Assigned task: When the word "info" appears in a line of the data below, list that line.

Items from a dataset
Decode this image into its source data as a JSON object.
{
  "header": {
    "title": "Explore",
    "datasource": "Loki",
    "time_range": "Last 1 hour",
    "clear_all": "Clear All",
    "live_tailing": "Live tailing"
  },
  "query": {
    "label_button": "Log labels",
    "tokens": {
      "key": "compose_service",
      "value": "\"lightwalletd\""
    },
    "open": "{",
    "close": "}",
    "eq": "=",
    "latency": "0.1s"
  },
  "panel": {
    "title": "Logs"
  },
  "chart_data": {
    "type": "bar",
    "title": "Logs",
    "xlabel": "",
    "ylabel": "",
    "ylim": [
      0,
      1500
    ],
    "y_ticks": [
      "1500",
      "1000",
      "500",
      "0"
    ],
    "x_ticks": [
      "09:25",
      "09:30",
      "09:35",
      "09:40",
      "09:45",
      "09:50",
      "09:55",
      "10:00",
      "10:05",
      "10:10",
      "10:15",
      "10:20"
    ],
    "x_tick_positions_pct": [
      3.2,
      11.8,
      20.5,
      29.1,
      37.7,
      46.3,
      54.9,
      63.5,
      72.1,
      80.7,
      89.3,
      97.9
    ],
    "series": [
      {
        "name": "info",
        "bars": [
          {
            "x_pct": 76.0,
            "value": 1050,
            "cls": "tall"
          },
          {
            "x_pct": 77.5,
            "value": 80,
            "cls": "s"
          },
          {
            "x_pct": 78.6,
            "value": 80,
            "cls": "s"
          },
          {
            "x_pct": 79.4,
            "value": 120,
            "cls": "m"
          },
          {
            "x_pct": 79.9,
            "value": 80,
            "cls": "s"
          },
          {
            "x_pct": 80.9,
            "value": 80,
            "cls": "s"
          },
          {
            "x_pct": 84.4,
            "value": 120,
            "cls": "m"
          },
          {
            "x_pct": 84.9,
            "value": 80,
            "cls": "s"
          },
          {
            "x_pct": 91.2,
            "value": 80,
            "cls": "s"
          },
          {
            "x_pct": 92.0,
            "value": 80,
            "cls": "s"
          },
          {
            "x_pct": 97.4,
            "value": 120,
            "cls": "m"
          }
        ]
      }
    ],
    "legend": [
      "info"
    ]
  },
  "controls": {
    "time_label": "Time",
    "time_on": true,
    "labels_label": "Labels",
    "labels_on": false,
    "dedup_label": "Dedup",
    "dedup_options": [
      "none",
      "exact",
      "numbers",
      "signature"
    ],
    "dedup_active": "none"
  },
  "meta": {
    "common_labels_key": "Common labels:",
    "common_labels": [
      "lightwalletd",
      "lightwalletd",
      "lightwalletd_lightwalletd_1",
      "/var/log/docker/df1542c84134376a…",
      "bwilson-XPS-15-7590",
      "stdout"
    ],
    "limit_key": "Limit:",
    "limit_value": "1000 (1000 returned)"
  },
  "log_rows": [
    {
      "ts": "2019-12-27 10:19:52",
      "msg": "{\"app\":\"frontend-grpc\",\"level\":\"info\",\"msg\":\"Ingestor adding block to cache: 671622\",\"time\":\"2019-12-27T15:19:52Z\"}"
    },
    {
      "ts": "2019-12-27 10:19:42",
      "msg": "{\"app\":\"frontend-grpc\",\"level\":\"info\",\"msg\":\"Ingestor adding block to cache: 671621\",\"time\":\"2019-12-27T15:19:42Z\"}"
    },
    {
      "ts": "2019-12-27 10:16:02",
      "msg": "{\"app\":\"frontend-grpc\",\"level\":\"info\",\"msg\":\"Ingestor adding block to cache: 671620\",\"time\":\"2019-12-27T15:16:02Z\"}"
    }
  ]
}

Result:
        "name": "info",
      "info"
      "msg": "{\"app\":\"frontend-grpc\",\"level\":\"info\",\"msg\":\"Ingestor adding block to cache: 671622\",\"time\":\"2019-12-27T15:19:52Z\"}"
      "msg": "{\"app\":\"frontend-grpc\",\"level\":\"info\",\"msg\":\"Ingestor adding block to cache: 671621\",\"time\":\"2019-12-27T15:19:42Z\"}"
      "msg": "{\"app\":\"frontend-grpc\",\"level\":\"info\",\"msg\":\"Ingestor adding block to cache: 671620\",\"time\":\"2019-12-27T15:16:02Z\"}"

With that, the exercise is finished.